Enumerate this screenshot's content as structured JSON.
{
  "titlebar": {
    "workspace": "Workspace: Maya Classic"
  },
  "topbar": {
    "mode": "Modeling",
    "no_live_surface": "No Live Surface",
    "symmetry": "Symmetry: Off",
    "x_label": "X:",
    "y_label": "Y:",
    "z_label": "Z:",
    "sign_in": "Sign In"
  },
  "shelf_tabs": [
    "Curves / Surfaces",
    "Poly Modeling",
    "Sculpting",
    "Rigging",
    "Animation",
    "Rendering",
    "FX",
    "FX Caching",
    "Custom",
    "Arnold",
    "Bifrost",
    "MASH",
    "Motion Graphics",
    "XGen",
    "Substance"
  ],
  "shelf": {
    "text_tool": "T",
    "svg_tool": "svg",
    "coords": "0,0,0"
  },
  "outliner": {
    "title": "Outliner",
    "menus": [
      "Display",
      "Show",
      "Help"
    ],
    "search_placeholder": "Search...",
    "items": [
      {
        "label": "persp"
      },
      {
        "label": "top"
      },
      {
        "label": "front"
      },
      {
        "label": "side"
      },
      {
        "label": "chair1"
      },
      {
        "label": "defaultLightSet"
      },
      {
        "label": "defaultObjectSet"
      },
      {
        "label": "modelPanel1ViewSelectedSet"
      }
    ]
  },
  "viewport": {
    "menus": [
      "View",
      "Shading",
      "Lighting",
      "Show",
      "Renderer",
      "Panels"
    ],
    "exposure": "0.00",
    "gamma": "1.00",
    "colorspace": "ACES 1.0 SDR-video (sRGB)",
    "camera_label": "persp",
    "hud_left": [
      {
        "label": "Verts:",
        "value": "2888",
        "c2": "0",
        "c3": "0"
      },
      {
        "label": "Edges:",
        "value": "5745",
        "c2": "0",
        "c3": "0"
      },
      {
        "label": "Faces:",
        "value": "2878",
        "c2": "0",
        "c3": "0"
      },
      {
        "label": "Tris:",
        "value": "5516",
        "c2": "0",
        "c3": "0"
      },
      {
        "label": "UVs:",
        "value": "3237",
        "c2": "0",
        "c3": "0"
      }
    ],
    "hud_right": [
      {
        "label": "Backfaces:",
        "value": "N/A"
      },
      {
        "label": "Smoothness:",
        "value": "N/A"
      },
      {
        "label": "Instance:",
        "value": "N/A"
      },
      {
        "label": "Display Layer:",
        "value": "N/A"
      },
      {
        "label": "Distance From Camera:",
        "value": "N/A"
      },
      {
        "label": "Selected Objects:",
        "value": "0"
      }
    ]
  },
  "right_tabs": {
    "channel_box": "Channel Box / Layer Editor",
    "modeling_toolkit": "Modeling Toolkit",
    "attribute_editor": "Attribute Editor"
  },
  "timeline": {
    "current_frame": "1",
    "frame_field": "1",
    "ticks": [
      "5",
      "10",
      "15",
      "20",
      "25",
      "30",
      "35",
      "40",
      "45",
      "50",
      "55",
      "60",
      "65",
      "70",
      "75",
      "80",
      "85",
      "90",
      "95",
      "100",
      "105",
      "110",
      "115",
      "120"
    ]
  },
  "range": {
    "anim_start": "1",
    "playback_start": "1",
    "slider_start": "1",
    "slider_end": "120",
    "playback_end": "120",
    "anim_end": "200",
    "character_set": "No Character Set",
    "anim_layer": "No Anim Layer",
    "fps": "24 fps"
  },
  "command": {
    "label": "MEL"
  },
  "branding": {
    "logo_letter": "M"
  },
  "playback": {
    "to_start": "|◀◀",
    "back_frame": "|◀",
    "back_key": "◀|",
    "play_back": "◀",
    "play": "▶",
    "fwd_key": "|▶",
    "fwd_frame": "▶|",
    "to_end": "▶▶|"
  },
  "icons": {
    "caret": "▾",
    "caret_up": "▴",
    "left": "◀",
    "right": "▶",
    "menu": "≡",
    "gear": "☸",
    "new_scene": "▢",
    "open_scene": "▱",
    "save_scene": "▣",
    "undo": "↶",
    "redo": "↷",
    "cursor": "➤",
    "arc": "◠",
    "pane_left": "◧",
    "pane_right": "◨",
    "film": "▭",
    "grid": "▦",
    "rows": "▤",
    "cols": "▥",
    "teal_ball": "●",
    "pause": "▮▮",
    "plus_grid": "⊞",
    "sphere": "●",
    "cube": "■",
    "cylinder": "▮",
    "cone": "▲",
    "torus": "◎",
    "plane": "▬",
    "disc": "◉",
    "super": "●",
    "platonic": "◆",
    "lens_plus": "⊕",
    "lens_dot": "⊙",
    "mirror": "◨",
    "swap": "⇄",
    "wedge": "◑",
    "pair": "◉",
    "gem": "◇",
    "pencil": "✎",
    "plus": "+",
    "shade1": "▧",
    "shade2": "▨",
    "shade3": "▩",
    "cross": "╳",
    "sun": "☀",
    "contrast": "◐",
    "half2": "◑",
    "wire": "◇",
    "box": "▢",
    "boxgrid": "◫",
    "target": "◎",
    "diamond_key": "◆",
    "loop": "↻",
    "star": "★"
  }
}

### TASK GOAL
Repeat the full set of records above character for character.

### EXERCISE OUTPUT
Enumerate this screenshot's content as structured JSON.
{
  "titlebar": {
    "workspace": "Workspace: Maya Classic"
  },
  "topbar": {
    "mode": "Modeling",
    "no_live_surface": "No Live Surface",
    "symmetry": "Symmetry: Off",
    "x_label": "X:",
    "y_label": "Y:",
    "z_label": "Z:",
    "sign_in": "Sign In"
  },
  "shelf_tabs": [
    "Curves / Surfaces",
    "Poly Modeling",
    "Sculpting",
    "Rigging",
    "Animation",
    "Rendering",
    "FX",
    "FX Caching",
    "Custom",
    "Arnold",
    "Bifrost",
    "MASH",
    "Motion Graphics",
    "XGen",
    "Substance"
  ],
  "shelf": {
    "text_tool": "T",
    "svg_tool": "svg",
    "coords": "0,0,0"
  },
  "outliner": {
    "title": "Outliner",
    "menus": [
      "Display",
      "Show",
      "Help"
    ],
    "search_placeholder": "Search...",
    "items": [
      {
        "label": "persp"
      },
      {
        "label": "top"
      },
      {
        "label": "front"
      },
      {
        "label": "side"
      },
      {
        "label": "chair1"
      },
      {
        "label": "defaultLightSet"
      },
      {
        "label": "defaultObjectSet"
      },
      {
        "label": "modelPanel1ViewSelectedSet"
      }
    ]
  },
  "viewport": {
    "menus": [
      "View",
      "Shading",
      "Lighting",
      "Show",
      "Renderer",
      "Panels"
    ],
    "exposure": "0.00",
    "gamma": "1.00",
    "colorspace": "ACES 1.0 SDR-video (sRGB)",
    "camera_label": "persp",
    "hud_left": [
      {
        "label": "Verts:",
        "value": "2888",
        "c2": "0",
        "c3": "0"
      },
      {
        "label": "Edges:",
        "value": "5745",
        "c2": "0",
        "c3": "0"
      },
      {
        "label": "Faces:",
        "value": "2878",
        "c2": "0",
        "c3": "0"
      },
      {
        "label": "Tris:",
        "value": "5516",
        "c2": "0",
        "c3": "0"
      },
      {
        "label": "UVs:",
        "value": "3237",
        "c2": "0",
        "c3": "0"
      }
    ],
    "hud_right": [
      {
        "label": "Backfaces:",
        "value": "N/A"
      },
      {
        "label": "Smoothness:",
        "value": "N/A"
      },
      {
        "label": "Instance:",
        "value": "N/A"
      },
      {
        "label": "Display Layer:",
        "value": "N/A"
      },
      {
        "label": "Distance From Camera:",
        "value": "N/A"
      },
      {
        "label": "Selected Objects:",
        "value": "0"
      }
    ]
  },
  "right_tabs": {
    "channel_box": "Channel Box / Layer Editor",
    "modeling_toolkit": "Modeling Toolkit",
    "attribute_editor": "Attribute Editor"
  },
  "timeline": {
    "current_frame": "1",
    "frame_field": "1",
    "ticks": [
      "5",
      "10",
      "15",
      "20",
      "25",
      "30",
      "35",
      "40",
      "45",
      "50",
      "55",
      "60",
      "65",
      "70",
      "75",
      "80",
      "85",
      "90",
      "95",
      "100",
      "105",
      "110",
      "115",
      "120"
    ]
  },
  "range": {
    "anim_start": "1",
    "playback_start": "1",
    "slider_start": "1",
    "slider_end": "120",
    "playback_end": "120",
    "anim_end": "200",
    "character_set": "No Character Set",
    "anim_layer": "No Anim Layer",
    "fps": "24 fps"
  },
  "command": {
    "label": "MEL"
  },
  "branding": {
    "logo_letter": "M"
  },
  "playback": {
    "to_start": "|◀◀",
    "back_frame": "|◀",
    "back_key": "◀|",
    "play_back": "◀",
    "play": "▶",
    "fwd_key": "|▶",
    "fwd_frame": "▶|",
    "to_end": "▶▶|"
  },
  "icons": {
    "caret": "▾",
    "caret_up": "▴",
    "left": "◀",
    "right": "▶",
    "menu": "≡",
    "gear": "☸",
    "new_scene": "▢",
    "open_scene": "▱",
    "save_scene": "▣",
    "undo": "↶",
    "redo": "↷",
    "cursor": "➤",
    "arc": "◠",
    "pane_left": "◧",
    "pane_right": "◨",
    "film": "▭",
    "grid": "▦",
    "rows": "▤",
    "cols": "▥",
    "teal_ball": "●",
    "pause": "▮▮",
    "plus_grid": "⊞",
    "sphere": "●",
    "cube": "■",
    "cylinder": "▮",
    "cone": "▲",
    "torus": "◎",
    "plane": "▬",
    "disc": "◉",
    "super": "●",
    "platonic": "◆",
    "lens_plus": "⊕",
    "lens_dot": "⊙",
    "mirror": "◨",
    "swap": "⇄",
    "wedge": "◑",
    "pair": "◉",
    "gem": "◇",
    "pencil": "✎",
    "plus": "+",
    "shade1": "▧",
    "shade2": "▨",
    "shade3": "▩",
    "cross": "╳",
    "sun": "☀",
    "contrast": "◐",
    "half2": "◑",
    "wire": "◇",
    "box": "▢",
    "boxgrid": "◫",
    "target": "◎",
    "diamond_key": "◆",
    "loop": "↻",
    "star": "★"
  }
}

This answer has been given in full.